About this task
How many lines in the records below include "Guhai"? Answer with the number only.

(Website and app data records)

>>>

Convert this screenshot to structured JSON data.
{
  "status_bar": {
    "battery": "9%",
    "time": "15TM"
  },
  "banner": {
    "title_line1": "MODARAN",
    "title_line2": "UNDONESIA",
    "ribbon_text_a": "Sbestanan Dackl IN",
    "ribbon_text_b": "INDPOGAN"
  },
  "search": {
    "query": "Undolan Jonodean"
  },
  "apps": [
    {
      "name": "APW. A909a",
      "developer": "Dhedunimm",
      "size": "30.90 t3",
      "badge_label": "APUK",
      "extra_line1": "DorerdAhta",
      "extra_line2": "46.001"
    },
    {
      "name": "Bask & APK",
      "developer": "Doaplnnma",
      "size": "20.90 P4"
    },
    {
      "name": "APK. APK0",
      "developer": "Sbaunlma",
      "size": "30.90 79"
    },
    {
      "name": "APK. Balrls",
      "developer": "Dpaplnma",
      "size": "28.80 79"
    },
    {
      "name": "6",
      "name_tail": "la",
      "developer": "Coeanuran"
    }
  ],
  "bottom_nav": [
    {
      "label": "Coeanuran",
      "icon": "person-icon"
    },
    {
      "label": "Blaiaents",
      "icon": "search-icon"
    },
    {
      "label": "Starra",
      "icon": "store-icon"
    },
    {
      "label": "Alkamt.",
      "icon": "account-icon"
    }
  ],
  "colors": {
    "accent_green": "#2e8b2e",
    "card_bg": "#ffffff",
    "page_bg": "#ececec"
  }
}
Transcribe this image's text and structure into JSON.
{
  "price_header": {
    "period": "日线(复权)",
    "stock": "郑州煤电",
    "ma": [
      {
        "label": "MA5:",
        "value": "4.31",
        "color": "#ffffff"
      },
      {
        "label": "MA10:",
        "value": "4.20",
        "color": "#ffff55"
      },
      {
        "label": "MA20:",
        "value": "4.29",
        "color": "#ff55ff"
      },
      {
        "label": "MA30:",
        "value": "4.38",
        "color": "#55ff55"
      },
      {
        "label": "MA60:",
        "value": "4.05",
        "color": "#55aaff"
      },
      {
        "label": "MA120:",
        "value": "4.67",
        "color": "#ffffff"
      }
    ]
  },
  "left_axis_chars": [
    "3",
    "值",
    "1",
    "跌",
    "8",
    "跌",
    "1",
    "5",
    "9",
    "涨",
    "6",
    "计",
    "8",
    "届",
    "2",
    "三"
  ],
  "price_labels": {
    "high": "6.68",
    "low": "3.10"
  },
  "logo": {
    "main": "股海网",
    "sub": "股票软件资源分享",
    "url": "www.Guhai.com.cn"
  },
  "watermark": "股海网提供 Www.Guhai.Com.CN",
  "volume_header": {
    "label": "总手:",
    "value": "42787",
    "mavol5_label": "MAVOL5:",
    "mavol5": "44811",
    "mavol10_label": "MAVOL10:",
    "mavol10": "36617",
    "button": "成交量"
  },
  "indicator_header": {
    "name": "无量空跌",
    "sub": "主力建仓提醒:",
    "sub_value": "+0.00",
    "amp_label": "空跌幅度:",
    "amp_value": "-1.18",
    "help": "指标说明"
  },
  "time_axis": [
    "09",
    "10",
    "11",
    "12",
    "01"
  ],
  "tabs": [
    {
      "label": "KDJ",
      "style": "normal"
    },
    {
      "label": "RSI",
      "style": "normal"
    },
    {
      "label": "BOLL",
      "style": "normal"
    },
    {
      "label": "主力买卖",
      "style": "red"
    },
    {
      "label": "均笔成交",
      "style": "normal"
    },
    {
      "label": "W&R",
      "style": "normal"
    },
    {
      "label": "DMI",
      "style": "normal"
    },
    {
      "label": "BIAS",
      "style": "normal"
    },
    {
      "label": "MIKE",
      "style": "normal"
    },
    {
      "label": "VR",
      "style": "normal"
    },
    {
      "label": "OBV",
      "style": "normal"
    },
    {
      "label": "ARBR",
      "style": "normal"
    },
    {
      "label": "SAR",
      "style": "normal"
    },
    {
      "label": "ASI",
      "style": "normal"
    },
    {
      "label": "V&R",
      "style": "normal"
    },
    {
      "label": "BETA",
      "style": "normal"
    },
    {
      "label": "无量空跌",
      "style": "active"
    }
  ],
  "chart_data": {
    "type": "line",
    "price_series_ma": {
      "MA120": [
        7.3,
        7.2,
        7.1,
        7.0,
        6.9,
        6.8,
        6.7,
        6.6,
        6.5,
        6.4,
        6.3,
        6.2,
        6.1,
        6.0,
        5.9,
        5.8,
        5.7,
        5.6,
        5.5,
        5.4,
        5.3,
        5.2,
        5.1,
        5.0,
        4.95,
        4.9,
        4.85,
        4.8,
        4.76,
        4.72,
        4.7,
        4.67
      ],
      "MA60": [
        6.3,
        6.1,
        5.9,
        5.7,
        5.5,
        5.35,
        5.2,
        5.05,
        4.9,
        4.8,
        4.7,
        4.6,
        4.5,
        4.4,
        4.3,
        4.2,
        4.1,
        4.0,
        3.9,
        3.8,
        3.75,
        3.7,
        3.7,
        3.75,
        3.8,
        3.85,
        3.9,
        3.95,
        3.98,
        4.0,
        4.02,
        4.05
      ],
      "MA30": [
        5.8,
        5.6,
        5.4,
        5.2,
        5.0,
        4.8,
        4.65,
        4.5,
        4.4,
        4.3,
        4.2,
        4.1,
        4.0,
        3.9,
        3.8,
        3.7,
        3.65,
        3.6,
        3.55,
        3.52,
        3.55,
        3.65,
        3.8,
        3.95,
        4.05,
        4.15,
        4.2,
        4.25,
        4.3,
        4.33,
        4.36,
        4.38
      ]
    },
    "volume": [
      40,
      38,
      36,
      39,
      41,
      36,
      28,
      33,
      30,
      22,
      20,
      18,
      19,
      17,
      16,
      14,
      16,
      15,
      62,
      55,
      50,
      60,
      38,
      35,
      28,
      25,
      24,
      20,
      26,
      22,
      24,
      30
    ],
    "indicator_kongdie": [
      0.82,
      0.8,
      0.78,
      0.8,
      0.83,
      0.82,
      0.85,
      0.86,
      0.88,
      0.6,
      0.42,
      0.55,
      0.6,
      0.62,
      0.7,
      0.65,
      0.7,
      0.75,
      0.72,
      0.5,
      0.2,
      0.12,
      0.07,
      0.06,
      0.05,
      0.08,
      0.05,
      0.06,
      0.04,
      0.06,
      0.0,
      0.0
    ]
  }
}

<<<

Task response
2